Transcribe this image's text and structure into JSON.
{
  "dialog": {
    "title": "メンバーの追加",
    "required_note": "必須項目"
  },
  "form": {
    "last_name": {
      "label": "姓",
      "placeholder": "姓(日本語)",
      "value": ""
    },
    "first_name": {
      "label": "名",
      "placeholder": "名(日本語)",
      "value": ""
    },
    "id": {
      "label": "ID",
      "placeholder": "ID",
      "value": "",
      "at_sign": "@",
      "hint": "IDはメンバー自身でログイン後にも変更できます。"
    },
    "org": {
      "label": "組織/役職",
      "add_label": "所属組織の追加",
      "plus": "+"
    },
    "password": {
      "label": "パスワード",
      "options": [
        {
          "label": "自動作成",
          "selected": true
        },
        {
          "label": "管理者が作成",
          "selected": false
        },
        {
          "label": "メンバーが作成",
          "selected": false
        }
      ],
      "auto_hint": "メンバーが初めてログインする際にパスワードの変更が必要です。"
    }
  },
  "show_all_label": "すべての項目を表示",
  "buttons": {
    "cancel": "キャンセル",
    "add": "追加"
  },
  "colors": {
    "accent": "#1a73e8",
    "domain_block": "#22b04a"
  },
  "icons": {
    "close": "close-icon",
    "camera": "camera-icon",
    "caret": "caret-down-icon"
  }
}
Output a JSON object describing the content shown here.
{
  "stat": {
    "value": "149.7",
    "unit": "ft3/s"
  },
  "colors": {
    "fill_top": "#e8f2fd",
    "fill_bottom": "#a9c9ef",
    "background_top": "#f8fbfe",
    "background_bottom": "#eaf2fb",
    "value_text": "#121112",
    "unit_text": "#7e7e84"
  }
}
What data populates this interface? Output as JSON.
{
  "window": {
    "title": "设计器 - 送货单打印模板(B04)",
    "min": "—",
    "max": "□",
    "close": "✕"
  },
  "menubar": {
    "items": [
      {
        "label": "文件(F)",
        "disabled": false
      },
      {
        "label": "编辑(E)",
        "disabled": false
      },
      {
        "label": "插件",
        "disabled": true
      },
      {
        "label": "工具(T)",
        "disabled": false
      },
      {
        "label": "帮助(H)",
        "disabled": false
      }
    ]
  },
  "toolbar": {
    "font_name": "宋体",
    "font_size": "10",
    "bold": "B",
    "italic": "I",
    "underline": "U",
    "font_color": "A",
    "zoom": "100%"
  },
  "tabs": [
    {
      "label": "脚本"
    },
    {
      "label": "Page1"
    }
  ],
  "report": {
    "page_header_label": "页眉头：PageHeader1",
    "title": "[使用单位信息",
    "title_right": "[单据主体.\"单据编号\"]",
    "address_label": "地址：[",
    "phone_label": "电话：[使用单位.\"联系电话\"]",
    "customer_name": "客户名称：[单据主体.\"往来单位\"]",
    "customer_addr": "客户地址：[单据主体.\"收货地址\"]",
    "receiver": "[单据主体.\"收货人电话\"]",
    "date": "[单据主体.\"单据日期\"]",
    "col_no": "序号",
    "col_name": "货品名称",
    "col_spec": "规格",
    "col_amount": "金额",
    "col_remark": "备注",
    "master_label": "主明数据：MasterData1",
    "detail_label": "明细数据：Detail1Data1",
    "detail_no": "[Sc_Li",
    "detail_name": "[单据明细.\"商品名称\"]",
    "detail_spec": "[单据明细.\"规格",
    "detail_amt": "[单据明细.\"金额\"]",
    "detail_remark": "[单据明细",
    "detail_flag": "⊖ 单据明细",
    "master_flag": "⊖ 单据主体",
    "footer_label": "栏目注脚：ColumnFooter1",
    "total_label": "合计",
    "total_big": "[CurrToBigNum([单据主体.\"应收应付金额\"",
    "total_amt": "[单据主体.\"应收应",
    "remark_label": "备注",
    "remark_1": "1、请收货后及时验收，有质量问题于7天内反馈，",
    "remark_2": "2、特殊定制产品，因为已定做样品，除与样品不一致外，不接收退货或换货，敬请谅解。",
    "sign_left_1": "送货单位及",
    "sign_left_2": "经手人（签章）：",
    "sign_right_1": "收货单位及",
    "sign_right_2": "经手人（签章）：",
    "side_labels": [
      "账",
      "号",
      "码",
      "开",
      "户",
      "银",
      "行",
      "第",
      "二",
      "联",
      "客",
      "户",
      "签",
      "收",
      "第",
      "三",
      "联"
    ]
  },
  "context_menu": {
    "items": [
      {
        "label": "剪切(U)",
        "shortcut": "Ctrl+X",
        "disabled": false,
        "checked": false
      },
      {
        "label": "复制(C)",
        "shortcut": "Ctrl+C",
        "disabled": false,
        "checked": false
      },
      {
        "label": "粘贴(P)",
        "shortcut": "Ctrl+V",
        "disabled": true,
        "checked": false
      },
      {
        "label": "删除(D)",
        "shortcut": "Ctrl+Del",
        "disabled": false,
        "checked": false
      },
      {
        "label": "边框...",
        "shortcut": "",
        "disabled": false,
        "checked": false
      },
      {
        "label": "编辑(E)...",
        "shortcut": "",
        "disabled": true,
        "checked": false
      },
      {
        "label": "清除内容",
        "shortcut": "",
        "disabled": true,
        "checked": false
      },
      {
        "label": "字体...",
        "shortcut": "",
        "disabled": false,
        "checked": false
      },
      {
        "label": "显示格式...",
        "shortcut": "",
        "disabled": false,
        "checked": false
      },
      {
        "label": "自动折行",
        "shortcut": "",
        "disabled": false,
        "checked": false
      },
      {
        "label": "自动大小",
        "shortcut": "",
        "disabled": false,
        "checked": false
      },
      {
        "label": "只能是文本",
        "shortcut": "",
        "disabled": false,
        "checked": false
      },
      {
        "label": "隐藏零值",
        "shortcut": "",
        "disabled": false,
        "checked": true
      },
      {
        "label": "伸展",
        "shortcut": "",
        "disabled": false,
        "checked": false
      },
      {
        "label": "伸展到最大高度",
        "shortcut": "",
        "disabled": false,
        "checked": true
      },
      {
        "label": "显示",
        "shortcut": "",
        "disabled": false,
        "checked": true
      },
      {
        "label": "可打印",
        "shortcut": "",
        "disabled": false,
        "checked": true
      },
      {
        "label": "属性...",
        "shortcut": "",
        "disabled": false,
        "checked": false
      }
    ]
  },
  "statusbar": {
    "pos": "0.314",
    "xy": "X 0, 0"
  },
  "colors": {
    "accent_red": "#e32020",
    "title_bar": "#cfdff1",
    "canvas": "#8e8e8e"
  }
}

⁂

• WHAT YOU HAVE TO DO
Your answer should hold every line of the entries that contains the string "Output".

• EXERCISE RESULT
Output a JSON object describing the content shown here.
What data populates this interface? Output as JSON.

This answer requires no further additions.